[Entries from a dataset of interfaces]
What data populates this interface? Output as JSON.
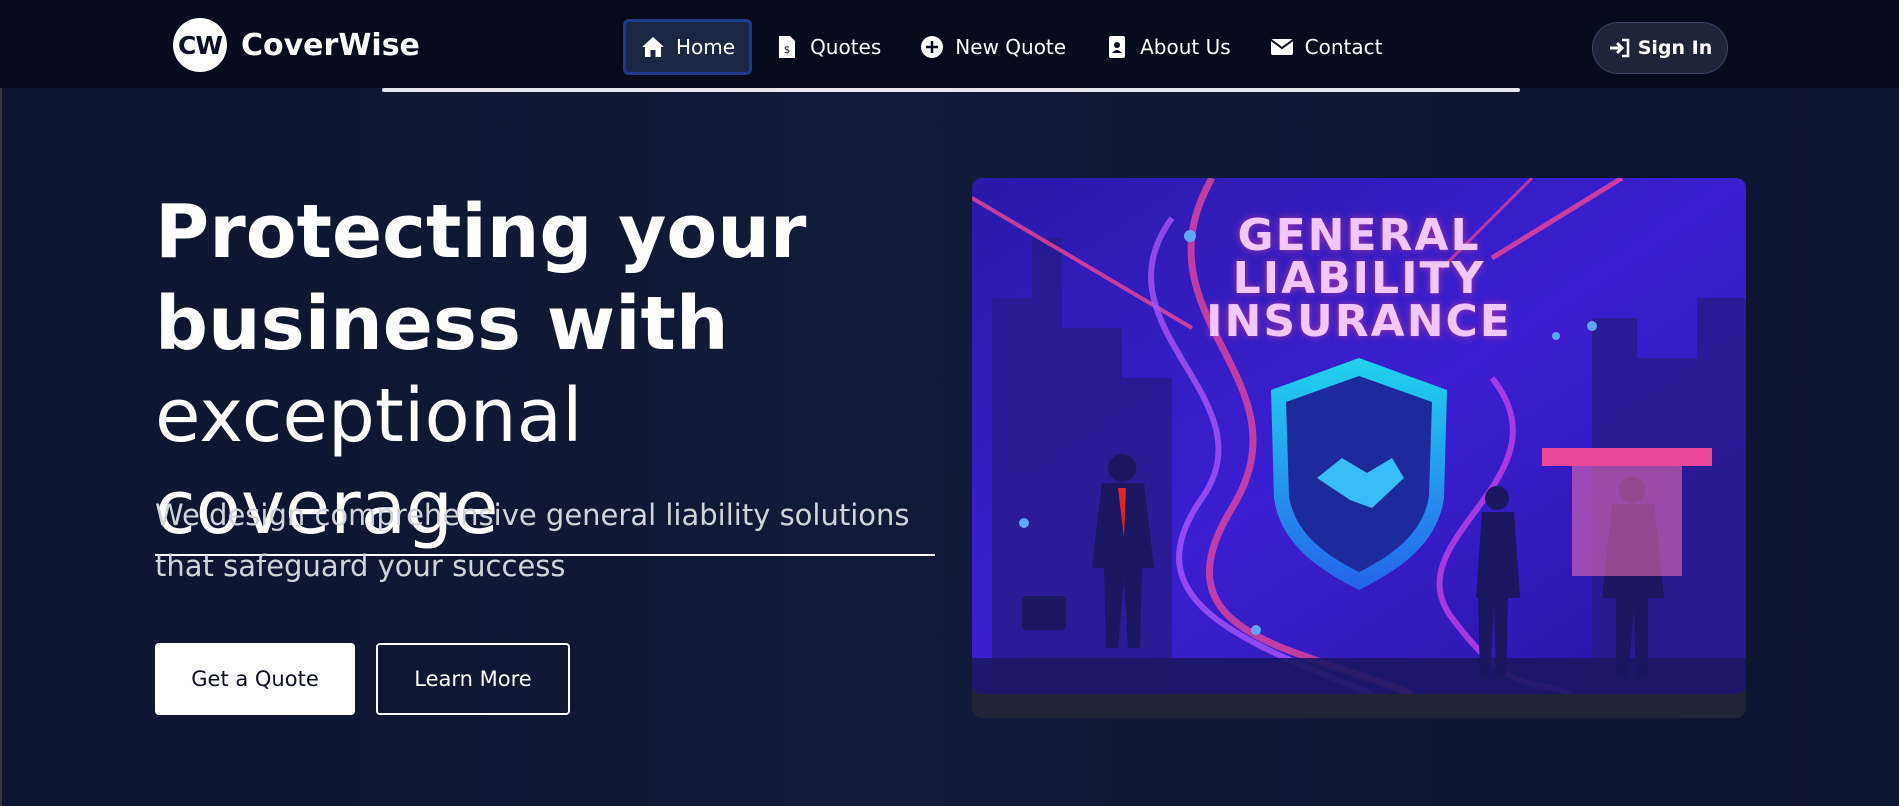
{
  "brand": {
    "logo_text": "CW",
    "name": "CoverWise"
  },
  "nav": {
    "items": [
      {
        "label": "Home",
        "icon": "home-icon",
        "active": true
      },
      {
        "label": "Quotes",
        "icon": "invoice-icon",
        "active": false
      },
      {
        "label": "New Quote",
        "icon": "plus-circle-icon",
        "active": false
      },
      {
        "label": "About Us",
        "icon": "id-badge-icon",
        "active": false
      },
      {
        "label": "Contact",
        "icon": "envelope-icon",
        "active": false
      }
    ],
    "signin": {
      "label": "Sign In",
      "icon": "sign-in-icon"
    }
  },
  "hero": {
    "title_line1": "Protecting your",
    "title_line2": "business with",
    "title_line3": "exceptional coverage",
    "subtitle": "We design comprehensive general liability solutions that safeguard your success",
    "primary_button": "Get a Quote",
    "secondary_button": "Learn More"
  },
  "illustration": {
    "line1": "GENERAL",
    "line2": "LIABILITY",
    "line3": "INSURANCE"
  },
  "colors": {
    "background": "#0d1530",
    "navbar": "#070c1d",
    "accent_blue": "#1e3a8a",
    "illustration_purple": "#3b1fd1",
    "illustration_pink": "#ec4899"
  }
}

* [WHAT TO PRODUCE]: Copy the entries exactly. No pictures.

* [ANSWER AREA]:
What data populates this interface? Output as JSON.
{
  "brand": {
    "logo_text": "CW",
    "name": "CoverWise"
  },
  "nav": {
    "items": [
      {
        "label": "Home",
        "icon": "home-icon",
        "active": true
      },
      {
        "label": "Quotes",
        "icon": "invoice-icon",
        "active": false
      },
      {
        "label": "New Quote",
        "icon": "plus-circle-icon",
        "active": false
      },
      {
        "label": "About Us",
        "icon": "id-badge-icon",
        "active": false
      },
      {
        "label": "Contact",
        "icon": "envelope-icon",
        "active": false
      }
    ],
    "signin": {
      "label": "Sign In",
      "icon": "sign-in-icon"
    }
  },
  "hero": {
    "title_line1": "Protecting your",
    "title_line2": "business with",
    "title_line3": "exceptional coverage",
    "subtitle": "We design comprehensive general liability solutions that safeguard your success",
    "primary_button": "Get a Quote",
    "secondary_button": "Learn More"
  },
  "illustration": {
    "line1": "GENERAL",
    "line2": "LIABILITY",
    "line3": "INSURANCE"
  },
  "colors": {
    "background": "#0d1530",
    "navbar": "#070c1d",
    "accent_blue": "#1e3a8a",
    "illustration_purple": "#3b1fd1",
    "illustration_pink": "#ec4899"
  }
}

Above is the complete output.